-- Aim of the exercise --
A complete answer includes every line below with the word "title".

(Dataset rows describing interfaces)
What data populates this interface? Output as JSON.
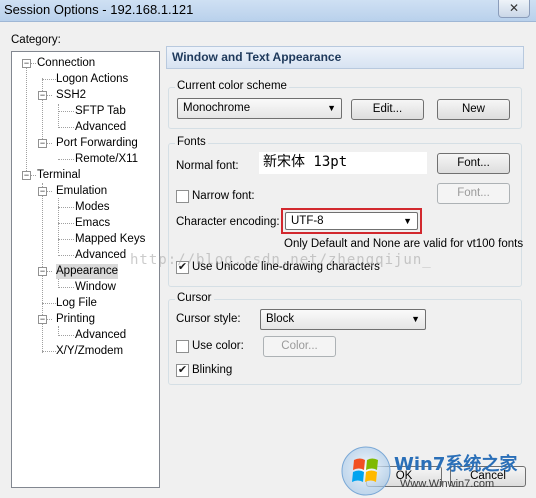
{
  "window": {
    "title": "Session Options - 192.168.1.121",
    "close_label": "✕"
  },
  "category_label": "Category:",
  "tree": [
    "Connection",
    "Logon Actions",
    "SSH2",
    "SFTP Tab",
    "Advanced",
    "Port Forwarding",
    "Remote/X11",
    "Terminal",
    "Emulation",
    "Modes",
    "Emacs",
    "Mapped Keys",
    "Advanced",
    "Appearance",
    "Window",
    "Log File",
    "Printing",
    "Advanced",
    "X/Y/Zmodem"
  ],
  "panel": {
    "header": "Window and Text Appearance",
    "color_scheme": {
      "title": "Current color scheme",
      "value": "Monochrome",
      "edit_button": "Edit...",
      "new_button": "New"
    },
    "fonts": {
      "title": "Fonts",
      "normal_label": "Normal font:",
      "normal_preview": "新宋体 13pt",
      "font_button": "Font...",
      "narrow_label": "Narrow font:",
      "narrow_font_button": "Font...",
      "encoding_label": "Character encoding:",
      "encoding_value": "UTF-8",
      "note": "Only Default and None are valid for vt100 fonts",
      "unicode_label": "Use Unicode line-drawing characters"
    },
    "cursor": {
      "title": "Cursor",
      "style_label": "Cursor style:",
      "style_value": "Block",
      "use_color_label": "Use color:",
      "color_button": "Color...",
      "blinking_label": "Blinking"
    }
  },
  "footer": {
    "ok_button": "OK",
    "cancel_button": "Cancel"
  },
  "watermark": "http://blog.csdn.net/zhengqijun_",
  "logo": {
    "brand_text": "Win7系统之家",
    "url": "Www.Winwin7.com"
  }
}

-- Task response --
    "title": "Session Options - 192.168.1.121",
      "title": "Current color scheme",
      "title": "Fonts",
      "title": "Cursor",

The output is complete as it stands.